■ Work task
Check every line below for the word "username" and copy the ones that have it.

(Collected data entries)
+---+
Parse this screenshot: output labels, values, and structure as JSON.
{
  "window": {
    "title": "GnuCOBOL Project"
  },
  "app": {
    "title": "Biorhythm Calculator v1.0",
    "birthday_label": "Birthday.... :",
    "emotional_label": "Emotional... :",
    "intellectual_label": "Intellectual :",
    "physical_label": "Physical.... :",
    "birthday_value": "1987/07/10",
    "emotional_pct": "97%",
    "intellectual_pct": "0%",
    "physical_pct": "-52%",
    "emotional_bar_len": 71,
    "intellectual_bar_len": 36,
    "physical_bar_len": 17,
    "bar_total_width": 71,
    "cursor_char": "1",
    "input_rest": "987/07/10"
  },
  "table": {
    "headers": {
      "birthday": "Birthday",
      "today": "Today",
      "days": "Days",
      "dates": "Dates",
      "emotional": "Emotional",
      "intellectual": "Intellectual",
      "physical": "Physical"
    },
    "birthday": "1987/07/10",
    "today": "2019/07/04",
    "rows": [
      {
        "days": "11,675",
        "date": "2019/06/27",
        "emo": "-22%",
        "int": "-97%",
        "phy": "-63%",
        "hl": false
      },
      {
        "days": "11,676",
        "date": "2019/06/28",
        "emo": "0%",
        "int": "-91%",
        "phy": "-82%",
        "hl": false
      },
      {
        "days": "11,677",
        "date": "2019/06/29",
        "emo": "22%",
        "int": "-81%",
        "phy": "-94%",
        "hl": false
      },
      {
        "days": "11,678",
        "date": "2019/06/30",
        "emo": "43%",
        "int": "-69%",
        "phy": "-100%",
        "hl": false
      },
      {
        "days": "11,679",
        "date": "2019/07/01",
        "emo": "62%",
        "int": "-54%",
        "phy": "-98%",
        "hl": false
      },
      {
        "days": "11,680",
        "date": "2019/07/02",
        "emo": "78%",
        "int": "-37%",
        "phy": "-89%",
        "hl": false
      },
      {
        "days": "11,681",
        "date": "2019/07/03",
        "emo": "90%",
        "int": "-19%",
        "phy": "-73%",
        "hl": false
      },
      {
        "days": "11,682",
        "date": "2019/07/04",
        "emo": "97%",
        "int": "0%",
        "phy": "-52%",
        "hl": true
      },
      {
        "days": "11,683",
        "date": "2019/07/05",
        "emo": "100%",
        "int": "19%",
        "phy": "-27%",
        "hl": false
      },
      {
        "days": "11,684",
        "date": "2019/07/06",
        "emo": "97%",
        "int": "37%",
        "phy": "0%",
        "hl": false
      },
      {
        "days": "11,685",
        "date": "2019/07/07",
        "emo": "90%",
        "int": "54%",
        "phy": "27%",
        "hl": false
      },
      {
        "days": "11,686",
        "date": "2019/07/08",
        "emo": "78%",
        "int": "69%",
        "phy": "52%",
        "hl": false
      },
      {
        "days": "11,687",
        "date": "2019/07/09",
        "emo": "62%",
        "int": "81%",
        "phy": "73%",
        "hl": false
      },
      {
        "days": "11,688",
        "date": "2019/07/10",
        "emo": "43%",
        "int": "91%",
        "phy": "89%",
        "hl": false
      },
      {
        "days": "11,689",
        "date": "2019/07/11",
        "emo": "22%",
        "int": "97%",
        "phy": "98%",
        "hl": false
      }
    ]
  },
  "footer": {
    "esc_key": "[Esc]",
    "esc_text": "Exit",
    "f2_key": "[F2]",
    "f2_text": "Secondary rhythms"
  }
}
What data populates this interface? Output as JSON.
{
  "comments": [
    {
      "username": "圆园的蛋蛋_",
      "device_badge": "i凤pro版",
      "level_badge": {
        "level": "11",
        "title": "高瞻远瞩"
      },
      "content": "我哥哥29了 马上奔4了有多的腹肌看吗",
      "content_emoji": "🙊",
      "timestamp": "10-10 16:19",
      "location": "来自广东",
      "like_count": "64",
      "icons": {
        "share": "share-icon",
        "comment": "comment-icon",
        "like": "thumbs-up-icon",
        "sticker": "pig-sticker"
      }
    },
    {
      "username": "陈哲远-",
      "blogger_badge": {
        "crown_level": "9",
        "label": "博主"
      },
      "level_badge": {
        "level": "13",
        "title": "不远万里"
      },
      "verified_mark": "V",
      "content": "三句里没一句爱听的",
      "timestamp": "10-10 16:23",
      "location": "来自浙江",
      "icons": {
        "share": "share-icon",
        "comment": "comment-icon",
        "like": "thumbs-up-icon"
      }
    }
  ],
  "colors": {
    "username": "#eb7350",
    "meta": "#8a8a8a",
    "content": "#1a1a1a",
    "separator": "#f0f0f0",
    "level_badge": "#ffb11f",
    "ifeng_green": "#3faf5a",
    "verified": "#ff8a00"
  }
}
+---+
■ Exercise output
      "username": "圆园的蛋蛋_",
      "username": "陈哲远-",
    "username": "#eb7350",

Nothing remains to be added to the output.